Joshua Atwood is a Ph.D. candidate in the Meyerson laboratory. His research examines rapid evolution in nonnative plant populations. His dissertation research will provide the first test for the Evolution of Reduced Competitive Ability (ERCA) hypothesis using three species of nonnative plant species that are widespread invaders in New England.
The video below is an introduction to Joshua's dissertation research and describes the common garden method employed by ecologists to infer evolved differences between populations. Future episodes will highlight other studies in Joshua's dissertation, including field work and genetic analyses.
I study plant invasions and their consequences for native species. My goals are to reduce the negative effects of invasive pests and to prevent future invasions. I experiment on the invasive reed grass, Phragmites australis, as a way to better understand all invasions. In North America, Phragmites has successfully infiltrated wetland ecosystems from Canada to the Gulf Coast.
"Phragma" is Greek for fence, and when Phragmites spreads, it blocks out native species and decreases local biodiversity. It is so successful because it can reproduce both clonally and by seed. This strategy allows Phragmites to rapidly capture new areas and dominate the use of available resources.
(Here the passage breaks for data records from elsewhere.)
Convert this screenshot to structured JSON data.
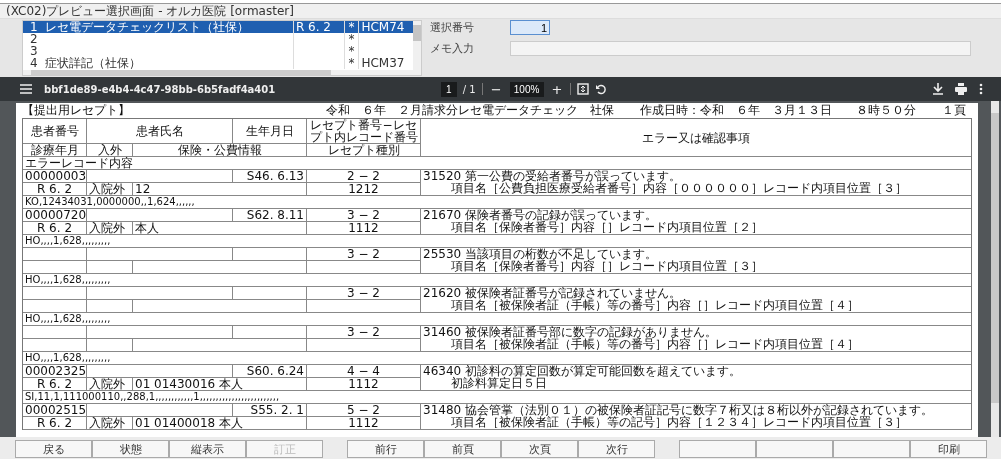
{
  "window": {
    "title": "(XC02)プレビュー選択画面 - オルカ医院 [ormaster]"
  },
  "list": {
    "rows": [
      {
        "no": "1",
        "name": "レセ電データチェックリスト（社保）",
        "period": "R 6. 2",
        "mark": "*",
        "code": "HCM74",
        "selected": true
      },
      {
        "no": "2",
        "mark": "*",
        "selected": false
      },
      {
        "no": "3",
        "mark": "*",
        "selected": false
      },
      {
        "no": "4",
        "name": "症状詳記（社保）",
        "mark": "*",
        "code": "HCM37",
        "selected": false
      }
    ]
  },
  "selection_number": {
    "label": "選択番号",
    "value": "1"
  },
  "memo": {
    "label": "メモ入力"
  },
  "viewer": {
    "file_name": "bbf1de89-e4b4-4c47-98bb-6b5fadf4a401",
    "page": "1",
    "page_total": "/ 1",
    "zoom_out": "−",
    "zoom": "100%",
    "zoom_in": "+"
  },
  "document": {
    "title": "令和　６年　２月請求分レセ電データチェック　社保",
    "created": "作成日時：令和　６年　３月１３日　　８時５０分",
    "page_no": "１頁",
    "section": "【提出用レセプト】",
    "header_top": [
      "患者番号",
      "患者氏名",
      "生年月日",
      "レセプト番号−レセプト内レコード番号",
      "エラー又は確認事項"
    ],
    "header_bottom": [
      "診療年月",
      "入外",
      "保険・公費情報",
      "レセプト種別"
    ],
    "error_heading": "エラーレコード内容",
    "records": [
      {
        "patient_no": "00000003",
        "birth": "S46. 6.13",
        "receipt_no": "2 − 2",
        "month": "R 6. 2",
        "visit": "入院外",
        "insurance": "12",
        "type": "1212",
        "error": "31520 第一公費の受給者番号が誤っています。",
        "detail": "項目名［公費負担医療受給者番号］内容［００００００］レコード内項目位置［３］",
        "data": "KO,12434031,0000000,,1,624,,,,,,"
      },
      {
        "patient_no": "00000720",
        "birth": "S62. 8.11",
        "receipt_no": "3 − 2",
        "month": "R 6. 2",
        "visit": "入院外",
        "insurance": "本人",
        "type": "1112",
        "error": "21670 保険者番号の記録が誤っています。",
        "detail": "項目名［保険者番号］内容［］レコード内項目位置［２］",
        "data": "HO,,,,1,628,,,,,,,,,"
      },
      {
        "receipt_no": "3 − 2",
        "error": "25530 当該項目の桁数が不足しています。",
        "detail": "項目名［保険者番号］内容［］レコード内項目位置［３］",
        "data": "HO,,,,1,628,,,,,,,,,"
      },
      {
        "receipt_no": "3 − 2",
        "error": "21620 被保険者証番号が記録されていません。",
        "detail": "項目名［被保険者証（手帳）等の番号］内容［］レコード内項目位置［４］",
        "data": "HO,,,,1,628,,,,,,,,,"
      },
      {
        "receipt_no": "3 − 2",
        "error": "31460 被保険者証番号部に数字の記録がありません。",
        "detail": "項目名［被保険者証（手帳）等の番号］内容［］レコード内項目位置［４］",
        "data": "HO,,,,1,628,,,,,,,,,"
      },
      {
        "patient_no": "00002325",
        "birth": "S60. 6.24",
        "receipt_no": "4 − 4",
        "month": "R 6. 2",
        "visit": "入院外",
        "insurance": "01 01430016 本人",
        "type": "1112",
        "error": "46340 初診料の算定回数が算定可能回数を超えています。",
        "detail": "初診料算定日５日",
        "data": "SI,11,1,111000110,,288,1,,,,,,,,,,,,1,,,,,,,,,,,,,,,,,,,,,,,,,"
      },
      {
        "patient_no": "00002515",
        "birth": "S55. 2. 1",
        "receipt_no": "5 − 2",
        "month": "R 6. 2",
        "visit": "入院外",
        "insurance": "01 01400018 本人",
        "type": "1112",
        "error": "31480 協会管掌（法別０１）の被保険者証記号に数字７桁又は８桁以外が記録されています。",
        "detail": "項目名［被保険者証（手帳）等の記号］内容［１２３４］レコード内項目位置［３］"
      }
    ]
  },
  "button_groups": [
    [
      {
        "kind": "action",
        "label": "戻る",
        "disabled": false
      },
      {
        "kind": "action",
        "label": "状態",
        "disabled": false
      },
      {
        "kind": "action",
        "label": "縦表示",
        "disabled": false
      },
      {
        "kind": "action",
        "label": "訂正",
        "disabled": true
      }
    ],
    [
      {
        "kind": "action",
        "label": "前行",
        "disabled": false
      },
      {
        "kind": "action",
        "label": "前頁",
        "disabled": false
      },
      {
        "kind": "action",
        "label": "次頁",
        "disabled": false
      },
      {
        "kind": "action",
        "label": "次行",
        "disabled": false
      }
    ],
    [
      {
        "kind": "blank"
      },
      {
        "kind": "blank"
      },
      {
        "kind": "blank"
      },
      {
        "kind": "action",
        "label": "印刷",
        "disabled": false
      }
    ]
  ]
}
I am also interested in national and international policy and as a AAAS Fellow worked with the U.S. EPA, the Global Invasive Species Programme, and the Convention on Biological Diversity. At URI, I use my research to help solve the riddles of why some introduced species become aggressive invaders. I aim to reach out beyond the scientific community to citizens and to policy makers to help make positive environmental change.